*Goal of the exercise*: Each record that comes next should be output exactly; pictures do not belong in the copy.

*Data for analysis*:
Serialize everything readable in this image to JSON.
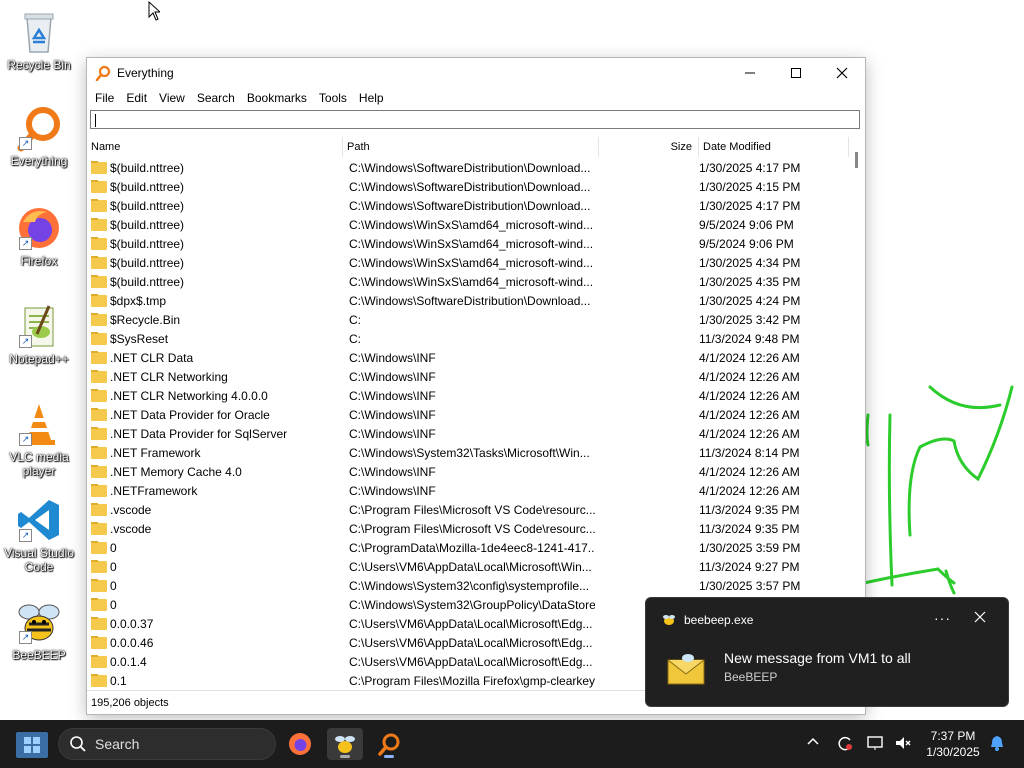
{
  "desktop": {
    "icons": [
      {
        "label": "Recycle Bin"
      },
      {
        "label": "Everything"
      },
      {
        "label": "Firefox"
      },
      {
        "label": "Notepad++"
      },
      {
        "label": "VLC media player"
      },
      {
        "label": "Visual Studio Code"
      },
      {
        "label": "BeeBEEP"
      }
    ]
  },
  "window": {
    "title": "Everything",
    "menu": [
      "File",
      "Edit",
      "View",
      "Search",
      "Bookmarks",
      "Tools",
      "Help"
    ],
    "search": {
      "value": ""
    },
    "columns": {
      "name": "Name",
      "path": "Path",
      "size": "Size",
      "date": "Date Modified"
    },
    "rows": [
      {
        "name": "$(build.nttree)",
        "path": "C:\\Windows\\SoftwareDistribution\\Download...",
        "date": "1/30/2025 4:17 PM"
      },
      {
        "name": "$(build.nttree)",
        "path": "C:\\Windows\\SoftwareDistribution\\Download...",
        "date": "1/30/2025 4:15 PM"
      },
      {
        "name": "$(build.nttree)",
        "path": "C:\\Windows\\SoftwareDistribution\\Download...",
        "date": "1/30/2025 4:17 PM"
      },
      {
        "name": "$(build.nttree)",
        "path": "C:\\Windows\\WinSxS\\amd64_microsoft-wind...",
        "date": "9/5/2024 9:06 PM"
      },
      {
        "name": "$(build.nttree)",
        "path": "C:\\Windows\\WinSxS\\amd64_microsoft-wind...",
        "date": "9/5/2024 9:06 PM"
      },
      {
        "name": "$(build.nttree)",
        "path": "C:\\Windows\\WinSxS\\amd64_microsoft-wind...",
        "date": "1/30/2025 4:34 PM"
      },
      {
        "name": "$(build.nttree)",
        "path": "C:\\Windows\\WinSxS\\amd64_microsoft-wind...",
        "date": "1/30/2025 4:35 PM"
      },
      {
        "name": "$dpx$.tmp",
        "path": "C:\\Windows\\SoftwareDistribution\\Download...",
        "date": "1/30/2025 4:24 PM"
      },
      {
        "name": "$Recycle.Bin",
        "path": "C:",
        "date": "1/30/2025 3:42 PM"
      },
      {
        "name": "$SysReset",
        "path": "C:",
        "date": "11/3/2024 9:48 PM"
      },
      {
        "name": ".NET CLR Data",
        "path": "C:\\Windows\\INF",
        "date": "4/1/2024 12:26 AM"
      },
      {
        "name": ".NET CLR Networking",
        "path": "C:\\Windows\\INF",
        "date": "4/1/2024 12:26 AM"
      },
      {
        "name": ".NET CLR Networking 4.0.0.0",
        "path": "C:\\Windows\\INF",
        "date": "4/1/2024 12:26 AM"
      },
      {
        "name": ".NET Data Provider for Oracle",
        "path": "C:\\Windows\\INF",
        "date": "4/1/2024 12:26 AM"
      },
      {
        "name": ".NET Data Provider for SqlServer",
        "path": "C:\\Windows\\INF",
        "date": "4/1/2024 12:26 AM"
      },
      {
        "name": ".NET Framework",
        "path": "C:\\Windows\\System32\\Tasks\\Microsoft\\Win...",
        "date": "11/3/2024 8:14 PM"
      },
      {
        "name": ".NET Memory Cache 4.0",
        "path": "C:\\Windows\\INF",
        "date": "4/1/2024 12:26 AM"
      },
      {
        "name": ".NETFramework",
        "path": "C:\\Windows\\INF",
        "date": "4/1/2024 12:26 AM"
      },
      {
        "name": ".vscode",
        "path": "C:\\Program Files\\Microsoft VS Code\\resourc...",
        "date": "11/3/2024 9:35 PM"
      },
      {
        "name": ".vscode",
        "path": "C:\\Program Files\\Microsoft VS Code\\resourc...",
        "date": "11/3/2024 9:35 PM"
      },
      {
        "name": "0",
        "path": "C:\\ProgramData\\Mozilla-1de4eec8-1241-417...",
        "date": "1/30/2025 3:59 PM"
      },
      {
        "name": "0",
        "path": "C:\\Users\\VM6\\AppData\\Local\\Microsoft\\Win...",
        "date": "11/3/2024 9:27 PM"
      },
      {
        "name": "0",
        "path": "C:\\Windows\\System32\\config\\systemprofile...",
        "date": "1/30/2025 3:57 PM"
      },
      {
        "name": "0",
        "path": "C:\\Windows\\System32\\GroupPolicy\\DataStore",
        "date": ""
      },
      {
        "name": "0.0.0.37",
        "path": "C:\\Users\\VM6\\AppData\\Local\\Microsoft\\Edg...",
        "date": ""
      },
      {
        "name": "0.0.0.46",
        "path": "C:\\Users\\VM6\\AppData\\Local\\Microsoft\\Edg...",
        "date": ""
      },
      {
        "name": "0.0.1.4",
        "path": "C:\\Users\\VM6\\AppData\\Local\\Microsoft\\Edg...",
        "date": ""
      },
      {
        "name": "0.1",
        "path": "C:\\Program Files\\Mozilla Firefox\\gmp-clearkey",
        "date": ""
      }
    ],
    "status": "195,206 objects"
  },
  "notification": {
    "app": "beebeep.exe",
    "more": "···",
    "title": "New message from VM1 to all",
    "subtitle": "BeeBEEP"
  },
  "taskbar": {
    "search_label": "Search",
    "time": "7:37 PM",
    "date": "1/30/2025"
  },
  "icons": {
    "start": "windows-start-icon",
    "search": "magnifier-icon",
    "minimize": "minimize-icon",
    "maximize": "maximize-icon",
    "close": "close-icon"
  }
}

*Answer*:
Serialize everything readable in this image to JSON.
{
  "desktop": {
    "icons": [
      {
        "label": "Recycle Bin"
      },
      {
        "label": "Everything"
      },
      {
        "label": "Firefox"
      },
      {
        "label": "Notepad++"
      },
      {
        "label": "VLC media player"
      },
      {
        "label": "Visual Studio Code"
      },
      {
        "label": "BeeBEEP"
      }
    ]
  },
  "window": {
    "title": "Everything",
    "menu": [
      "File",
      "Edit",
      "View",
      "Search",
      "Bookmarks",
      "Tools",
      "Help"
    ],
    "search": {
      "value": ""
    },
    "columns": {
      "name": "Name",
      "path": "Path",
      "size": "Size",
      "date": "Date Modified"
    },
    "rows": [
      {
        "name": "$(build.nttree)",
        "path": "C:\\Windows\\SoftwareDistribution\\Download...",
        "date": "1/30/2025 4:17 PM"
      },
      {
        "name": "$(build.nttree)",
        "path": "C:\\Windows\\SoftwareDistribution\\Download...",
        "date": "1/30/2025 4:15 PM"
      },
      {
        "name": "$(build.nttree)",
        "path": "C:\\Windows\\SoftwareDistribution\\Download...",
        "date": "1/30/2025 4:17 PM"
      },
      {
        "name": "$(build.nttree)",
        "path": "C:\\Windows\\WinSxS\\amd64_microsoft-wind...",
        "date": "9/5/2024 9:06 PM"
      },
      {
        "name": "$(build.nttree)",
        "path": "C:\\Windows\\WinSxS\\amd64_microsoft-wind...",
        "date": "9/5/2024 9:06 PM"
      },
      {
        "name": "$(build.nttree)",
        "path": "C:\\Windows\\WinSxS\\amd64_microsoft-wind...",
        "date": "1/30/2025 4:34 PM"
      },
      {
        "name": "$(build.nttree)",
        "path": "C:\\Windows\\WinSxS\\amd64_microsoft-wind...",
        "date": "1/30/2025 4:35 PM"
      },
      {
        "name": "$dpx$.tmp",
        "path": "C:\\Windows\\SoftwareDistribution\\Download...",
        "date": "1/30/2025 4:24 PM"
      },
      {
        "name": "$Recycle.Bin",
        "path": "C:",
        "date": "1/30/2025 3:42 PM"
      },
      {
        "name": "$SysReset",
        "path": "C:",
        "date": "11/3/2024 9:48 PM"
      },
      {
        "name": ".NET CLR Data",
        "path": "C:\\Windows\\INF",
        "date": "4/1/2024 12:26 AM"
      },
      {
        "name": ".NET CLR Networking",
        "path": "C:\\Windows\\INF",
        "date": "4/1/2024 12:26 AM"
      },
      {
        "name": ".NET CLR Networking 4.0.0.0",
        "path": "C:\\Windows\\INF",
        "date": "4/1/2024 12:26 AM"
      },
      {
        "name": ".NET Data Provider for Oracle",
        "path": "C:\\Windows\\INF",
        "date": "4/1/2024 12:26 AM"
      },
      {
        "name": ".NET Data Provider for SqlServer",
        "path": "C:\\Windows\\INF",
        "date": "4/1/2024 12:26 AM"
      },
      {
        "name": ".NET Framework",
        "path": "C:\\Windows\\System32\\Tasks\\Microsoft\\Win...",
        "date": "11/3/2024 8:14 PM"
      },
      {
        "name": ".NET Memory Cache 4.0",
        "path": "C:\\Windows\\INF",
        "date": "4/1/2024 12:26 AM"
      },
      {
        "name": ".NETFramework",
        "path": "C:\\Windows\\INF",
        "date": "4/1/2024 12:26 AM"
      },
      {
        "name": ".vscode",
        "path": "C:\\Program Files\\Microsoft VS Code\\resourc...",
        "date": "11/3/2024 9:35 PM"
      },
      {
        "name": ".vscode",
        "path": "C:\\Program Files\\Microsoft VS Code\\resourc...",
        "date": "11/3/2024 9:35 PM"
      },
      {
        "name": "0",
        "path": "C:\\ProgramData\\Mozilla-1de4eec8-1241-417...",
        "date": "1/30/2025 3:59 PM"
      },
      {
        "name": "0",
        "path": "C:\\Users\\VM6\\AppData\\Local\\Microsoft\\Win...",
        "date": "11/3/2024 9:27 PM"
      },
      {
        "name": "0",
        "path": "C:\\Windows\\System32\\config\\systemprofile...",
        "date": "1/30/2025 3:57 PM"
      },
      {
        "name": "0",
        "path": "C:\\Windows\\System32\\GroupPolicy\\DataStore",
        "date": ""
      },
      {
        "name": "0.0.0.37",
        "path": "C:\\Users\\VM6\\AppData\\Local\\Microsoft\\Edg...",
        "date": ""
      },
      {
        "name": "0.0.0.46",
        "path": "C:\\Users\\VM6\\AppData\\Local\\Microsoft\\Edg...",
        "date": ""
      },
      {
        "name": "0.0.1.4",
        "path": "C:\\Users\\VM6\\AppData\\Local\\Microsoft\\Edg...",
        "date": ""
      },
      {
        "name": "0.1",
        "path": "C:\\Program Files\\Mozilla Firefox\\gmp-clearkey",
        "date": ""
      }
    ],
    "status": "195,206 objects"
  },
  "notification": {
    "app": "beebeep.exe",
    "more": "···",
    "title": "New message from VM1 to all",
    "subtitle": "BeeBEEP"
  },
  "taskbar": {
    "search_label": "Search",
    "time": "7:37 PM",
    "date": "1/30/2025"
  },
  "icons": {
    "start": "windows-start-icon",
    "search": "magnifier-icon",
    "minimize": "minimize-icon",
    "maximize": "maximize-icon",
    "close": "close-icon"
  }
}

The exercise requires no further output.